Again this is made clearer by the examples. Start at index 0. Add to the current index the value at that index. Repeat. If you will eventually reach the final index, return 1, otherwise return 0.

The examples give two outcomes: a successful completion (1,2,1,2), or a system which will hit a value of 0 (not, I note, a positive number!), producing an infinite loop (2,1,1,0,2). Another possible outcome is a jump beyond the end of the array, which I assume must also return 0: (2,1).

Well, that's pretty straightforward:

sub jg {
  my $n=shift;
  my $mx=$#{$n};
  my $p=0;
  while (1) {

The success case: landed on the final entry.

    if ($p == $mx) {
      return 1;

The failure cases: run off the end or landed on a zero. If we were allowed negative numbers I'd also check for the case $p < 0. If the setter intended that running off the end counted as a success, the changes would be obvious.

    } elsif ($p > $mx || $n->[$p] == 0) {
      return 0;

The other languages are basically the same except for minor differences of syntax.

Full code on github.

Comments on this post are now closed.
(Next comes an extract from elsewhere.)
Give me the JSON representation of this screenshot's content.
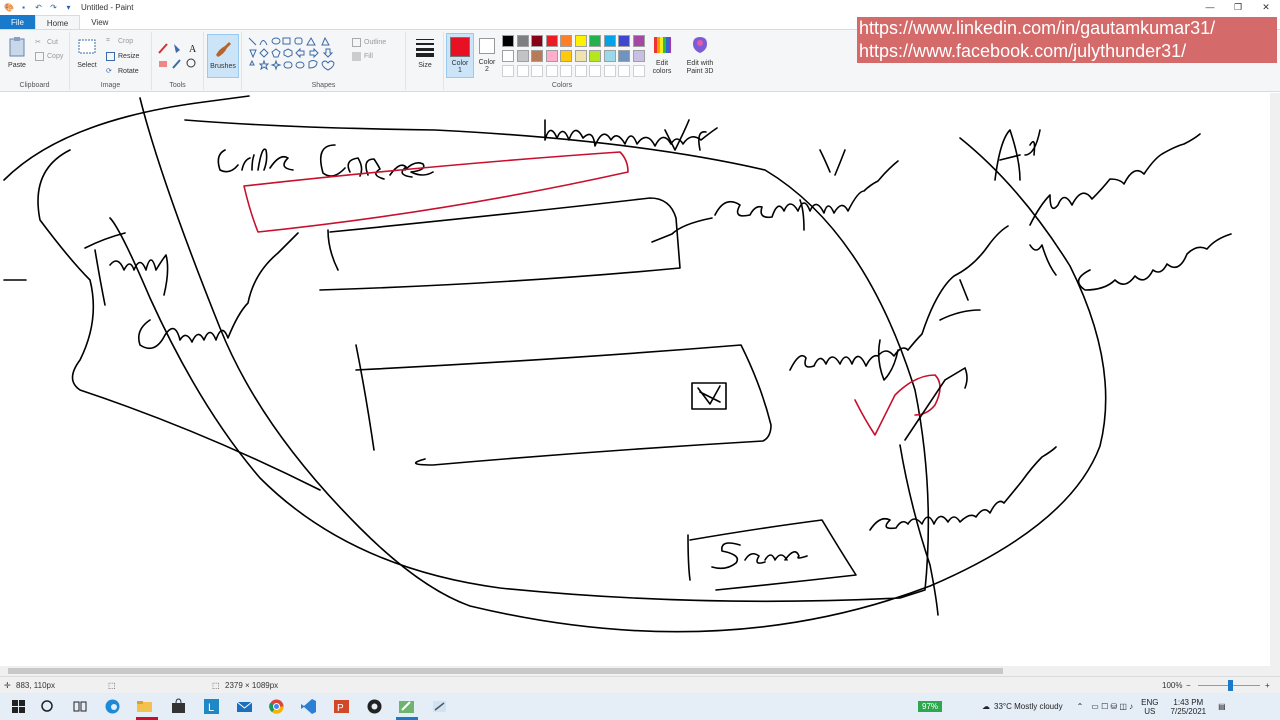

If you have particular grounds for adding a late comment, comment on a more recent post quoting the URL of this one.

Tags 1920s 1930s 1940s 1950s 1960s 1970s 1980s 1990s 2000s 2010s 3d printing action advent of code aeronautics aikakirja anecdote animation anime army astronomy audio audio tech aviation base commerce battletech beer boardgaming book of the week bookmonth chain of command children chris chronicle church of no redeeming virtues cold war comedy computing contemporary cornish smuggler cosmic encounter coup covid-19 crime crystal cthulhu eternal cycling dead of winter doctor who documentary drama driving drone ecchi economics en garde espionage essen 2015 essen 2016 essen 2017 essen 2018 essen 2019 essen 2022 essen 2023 existential risk falklands war fandom fanfic fantasy feminism film firefly first world war flash point flight simulation food garmin drive gazebo genesys geocaching geodata gin gkp gurps gurps 101 gus harpoon historical history horror hugo 2014 hugo 2015 hugo 2016 hugo 2017 hugo 2018 hugo 2019 hugo 2020 hugo 2021 hugo 2022 hugo 2023 hugo 2024 hugo-nebula reread in brief avoid instrumented life javascript julian simpson julie enfield kickstarter kotlin learn to play leaving earth linux liquor lovecraftiana lua mecha men with beards mpd museum music mystery naval noir non-fiction one for the brow opera parody paul temple perl perl weekly challenge photography podcast politics postscript powers prediction privacy project woolsack pyracantha python quantum rail raku ranting raspberry pi reading reading boardgames social real life restaurant reviews romance rpg a day rpgs ruby rust scala science fiction scythe second world war security shipwreck simutrans smartphone south atlantic war squaddies stationery steampunk stuarts suburbia superheroes suspense television the resistance the weekly challenge thirsty meeples thriller tin soldier torg toys trailers travel type 26 type 31 type 45 vietnam war war wargaming weather wives and sweethearts writing about writing x-wing young adult
Special All book reviews, All film reviews
Produced by aikakirja v0.1